Content starts

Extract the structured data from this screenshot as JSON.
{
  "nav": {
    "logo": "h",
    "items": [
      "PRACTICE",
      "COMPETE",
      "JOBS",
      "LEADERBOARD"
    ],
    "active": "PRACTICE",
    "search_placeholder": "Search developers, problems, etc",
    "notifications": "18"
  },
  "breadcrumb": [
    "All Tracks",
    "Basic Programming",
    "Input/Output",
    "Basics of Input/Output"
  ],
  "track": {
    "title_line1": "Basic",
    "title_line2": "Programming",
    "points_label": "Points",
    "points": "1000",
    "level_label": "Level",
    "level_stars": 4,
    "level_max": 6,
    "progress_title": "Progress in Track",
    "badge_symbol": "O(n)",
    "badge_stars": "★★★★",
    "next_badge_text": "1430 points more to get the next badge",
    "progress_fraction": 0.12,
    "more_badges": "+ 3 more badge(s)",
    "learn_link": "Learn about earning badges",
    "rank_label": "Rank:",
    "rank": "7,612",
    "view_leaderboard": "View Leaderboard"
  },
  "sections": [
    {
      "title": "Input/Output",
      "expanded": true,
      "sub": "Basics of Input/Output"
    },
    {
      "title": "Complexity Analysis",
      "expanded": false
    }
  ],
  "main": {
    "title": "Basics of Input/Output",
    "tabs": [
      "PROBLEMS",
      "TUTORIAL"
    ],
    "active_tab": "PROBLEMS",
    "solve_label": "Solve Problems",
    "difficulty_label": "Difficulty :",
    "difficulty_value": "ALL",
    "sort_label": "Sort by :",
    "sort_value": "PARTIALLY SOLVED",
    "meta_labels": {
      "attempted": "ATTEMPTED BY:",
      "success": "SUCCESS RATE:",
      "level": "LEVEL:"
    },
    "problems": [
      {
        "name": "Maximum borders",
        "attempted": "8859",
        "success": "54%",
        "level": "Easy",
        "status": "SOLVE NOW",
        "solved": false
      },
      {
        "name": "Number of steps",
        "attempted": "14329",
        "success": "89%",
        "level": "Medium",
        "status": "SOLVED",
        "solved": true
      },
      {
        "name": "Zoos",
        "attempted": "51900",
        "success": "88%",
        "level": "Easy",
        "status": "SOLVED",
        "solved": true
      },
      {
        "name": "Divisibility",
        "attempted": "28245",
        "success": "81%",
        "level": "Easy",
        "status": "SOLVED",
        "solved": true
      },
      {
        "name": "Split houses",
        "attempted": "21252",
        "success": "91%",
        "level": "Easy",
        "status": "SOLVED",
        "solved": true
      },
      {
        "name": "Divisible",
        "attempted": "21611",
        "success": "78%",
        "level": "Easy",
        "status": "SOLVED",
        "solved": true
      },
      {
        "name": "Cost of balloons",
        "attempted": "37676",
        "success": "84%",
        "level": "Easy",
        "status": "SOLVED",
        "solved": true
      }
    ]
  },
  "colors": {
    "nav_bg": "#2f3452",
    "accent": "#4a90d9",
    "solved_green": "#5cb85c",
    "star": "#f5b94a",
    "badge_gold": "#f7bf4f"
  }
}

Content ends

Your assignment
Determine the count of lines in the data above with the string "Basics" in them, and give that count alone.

Solution for this exercise
3